Data to use:
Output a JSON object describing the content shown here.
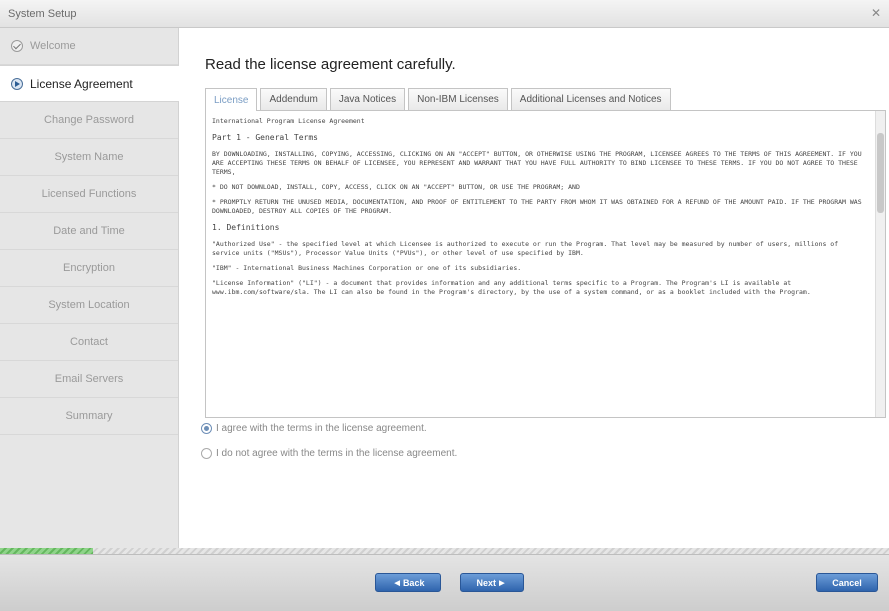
{
  "window": {
    "title": "System Setup",
    "close_icon": "close-icon"
  },
  "sidebar": {
    "items": [
      {
        "label": "Welcome",
        "state": "done",
        "icon": "check-circle-icon"
      },
      {
        "label": "License Agreement",
        "state": "active",
        "icon": "arrow-circle-icon"
      },
      {
        "label": "Change Password",
        "state": "pending"
      },
      {
        "label": "System Name",
        "state": "pending"
      },
      {
        "label": "Licensed Functions",
        "state": "pending"
      },
      {
        "label": "Date and Time",
        "state": "pending"
      },
      {
        "label": "Encryption",
        "state": "pending"
      },
      {
        "label": "System Location",
        "state": "pending"
      },
      {
        "label": "Contact",
        "state": "pending"
      },
      {
        "label": "Email Servers",
        "state": "pending"
      },
      {
        "label": "Summary",
        "state": "pending"
      }
    ]
  },
  "main": {
    "heading": "Read the license agreement carefully.",
    "tabs": [
      {
        "label": "License",
        "active": true
      },
      {
        "label": "Addendum",
        "active": false
      },
      {
        "label": "Java Notices",
        "active": false
      },
      {
        "label": "Non-IBM Licenses",
        "active": false
      },
      {
        "label": "Additional Licenses and Notices",
        "active": false
      }
    ],
    "license": {
      "paragraphs": [
        "International Program License Agreement",
        "Part 1 - General Terms",
        "BY DOWNLOADING, INSTALLING, COPYING, ACCESSING, CLICKING ON AN \"ACCEPT\" BUTTON, OR OTHERWISE USING THE PROGRAM, LICENSEE AGREES TO THE TERMS OF THIS AGREEMENT. IF YOU ARE ACCEPTING THESE TERMS ON BEHALF OF LICENSEE, YOU REPRESENT AND WARRANT THAT YOU HAVE FULL AUTHORITY TO BIND LICENSEE TO THESE TERMS. IF YOU DO NOT AGREE TO THESE TERMS,",
        "* DO NOT DOWNLOAD, INSTALL, COPY, ACCESS, CLICK ON AN \"ACCEPT\" BUTTON, OR USE THE PROGRAM; AND",
        "* PROMPTLY RETURN THE UNUSED MEDIA, DOCUMENTATION, AND PROOF OF ENTITLEMENT TO THE PARTY FROM WHOM IT WAS OBTAINED FOR A REFUND OF THE AMOUNT PAID. IF THE PROGRAM WAS DOWNLOADED, DESTROY ALL COPIES OF THE PROGRAM.",
        "1. Definitions",
        "\"Authorized Use\" - the specified level at which Licensee is authorized to execute or run the Program. That level may be measured by number of users, millions of service units (\"MSUs\"), Processor Value Units (\"PVUs\"), or other level of use specified by IBM.",
        "\"IBM\" - International Business Machines Corporation or one of its subsidiaries.",
        "\"License Information\" (\"LI\") - a document that provides information and any additional terms specific to a Program. The Program's LI is available at www.ibm.com/software/sla. The LI can also be found in the Program's directory, by the use of a system command, or as a booklet included with the Program."
      ]
    },
    "agreement": {
      "agree_label": "I agree with the terms in the license agreement.",
      "disagree_label": "I do not agree with the terms in the license agreement.",
      "selected": "agree"
    }
  },
  "progress": {
    "fraction": 0.105
  },
  "footer": {
    "back_label": "Back",
    "next_label": "Next",
    "cancel_label": "Cancel"
  },
  "colors": {
    "button_blue": "#2f64ad",
    "progress_green": "#64b75e",
    "tab_active_text": "#7a9dc4"
  }
}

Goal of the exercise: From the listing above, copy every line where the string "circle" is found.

Answer area:
        "icon": "check-circle-icon"
        "icon": "arrow-circle-icon"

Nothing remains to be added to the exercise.